3) National Gallery of Art, Washington, D.C.     4.96 million

A relative newcomer among the world’s great museums, it opened in the early 1940s, thanks to the donated collection of financier Andrew Mellon and others.  The National Gallery is located on the Mall, at 4th and Constitution.  A second wing, the East Building, opened in 1978.

Visitor Info:  Open daily; admission is free.

Star Attractions:  Ginevra de Benci (Leonardo da Vinci), Woman Holding a Balance (Vermeer), Self-Portrait (Vincent Van Gogh).

4) Tate Modern, London     4.95 million

This branch of the Tate was created in 2000, residing in what was an abandoned power station on the Southwark side of the Thames.  The original Tate, now called Tate Britain, was named for its principal benefactor, Sir Henry Tate.  (He got stinking rich by patenting a method to make sugar into cubes.)  The collection outgrew the building, so Tate Britain now has only British art; Tate Modern exhibits international modern art.

Visitor Info:  Open daily; admission is free except for major exhibitions.  A ferry runs between the Tate Modern and Tate Britain — cost for the boat ride is £5.

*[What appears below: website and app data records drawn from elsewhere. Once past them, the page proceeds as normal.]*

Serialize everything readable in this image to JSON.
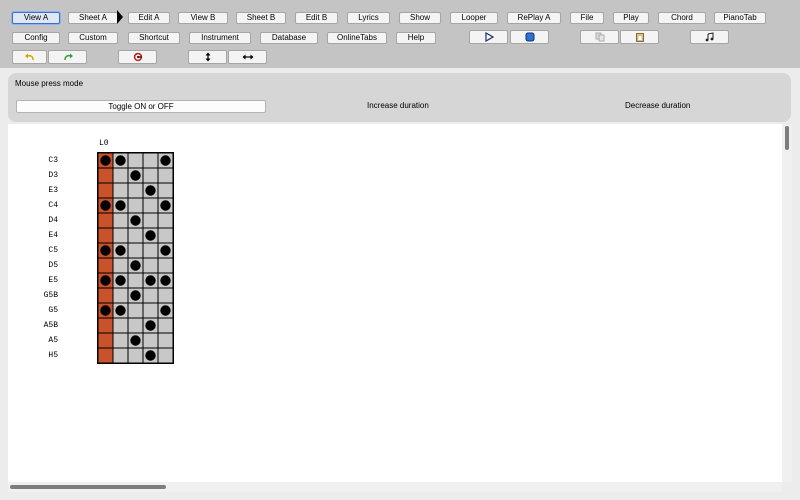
{
  "toolbar": {
    "row1": [
      "View A",
      "Sheet A",
      "Edit A",
      "View B",
      "Sheet B",
      "Edit B",
      "Lyrics",
      "Show",
      "Looper",
      "RePlay A",
      "File",
      "Play",
      "Chord",
      "PianoTab"
    ],
    "row2": [
      "Config",
      "Custom",
      "Shortcut",
      "Instrument",
      "Database",
      "OnlineTabs",
      "Help"
    ],
    "active": "View A"
  },
  "mouse_panel": {
    "title": "Mouse press mode",
    "options": [
      "Toggle ON or OFF",
      "Increase duration",
      "Decrease duration"
    ]
  },
  "sequencer": {
    "column_label": "L0",
    "notes": [
      "C3",
      "D3",
      "E3",
      "C4",
      "D4",
      "E4",
      "C5",
      "D5",
      "E5",
      "G5B",
      "G5",
      "A5B",
      "A5",
      "H5"
    ],
    "pattern": [
      [
        1,
        1,
        0,
        0,
        1
      ],
      [
        0,
        0,
        1,
        0,
        0
      ],
      [
        0,
        0,
        0,
        1,
        0
      ],
      [
        1,
        1,
        0,
        0,
        1
      ],
      [
        0,
        0,
        1,
        0,
        0
      ],
      [
        0,
        0,
        0,
        1,
        0
      ],
      [
        1,
        1,
        0,
        0,
        1
      ],
      [
        0,
        0,
        1,
        0,
        0
      ],
      [
        1,
        1,
        0,
        1,
        1
      ],
      [
        0,
        0,
        1,
        0,
        0
      ],
      [
        1,
        1,
        0,
        0,
        1
      ],
      [
        0,
        0,
        0,
        1,
        0
      ],
      [
        0,
        0,
        1,
        0,
        0
      ],
      [
        0,
        0,
        0,
        1,
        0
      ]
    ],
    "colors": {
      "first_column": "#c9522c",
      "cell": "#c8c8c8",
      "dot": "#000000",
      "border": "#000000"
    }
  }
}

Star Attractions:  Water-Lilies (Claude Monet), The Three Dancers (Pablo Picasso), The Kiss (Rodin).

5) Metropolitan Museum of Art, New York City     4.82 million

American tycoons got a relatively late start in acquiring art — Europeans had been at it for hundreds of years before Americans jumped into the market.  The Yanks were able to make some fine purchases, though, and a lot of them eventually wound up here.  The museum opened in 1872, but moved to its current Central Park location in 1880.

Visitor Info:  Closed Mondays, except holiday Mondays.  Admission:  $20 for adults; children under 12 free.

Star Attractions:  Aristotle With A Bust of Homer (Rembrandt), The Musicians (Caravaggio), Washington Crossing The Delaware (Emanuel Leutze), Juan de Pareja (Velázquez).

In spite of my earlier grumbles about the crowds, I encourage you to visit an art museum soon.  With luck, maybe you’ll be there on a slow day.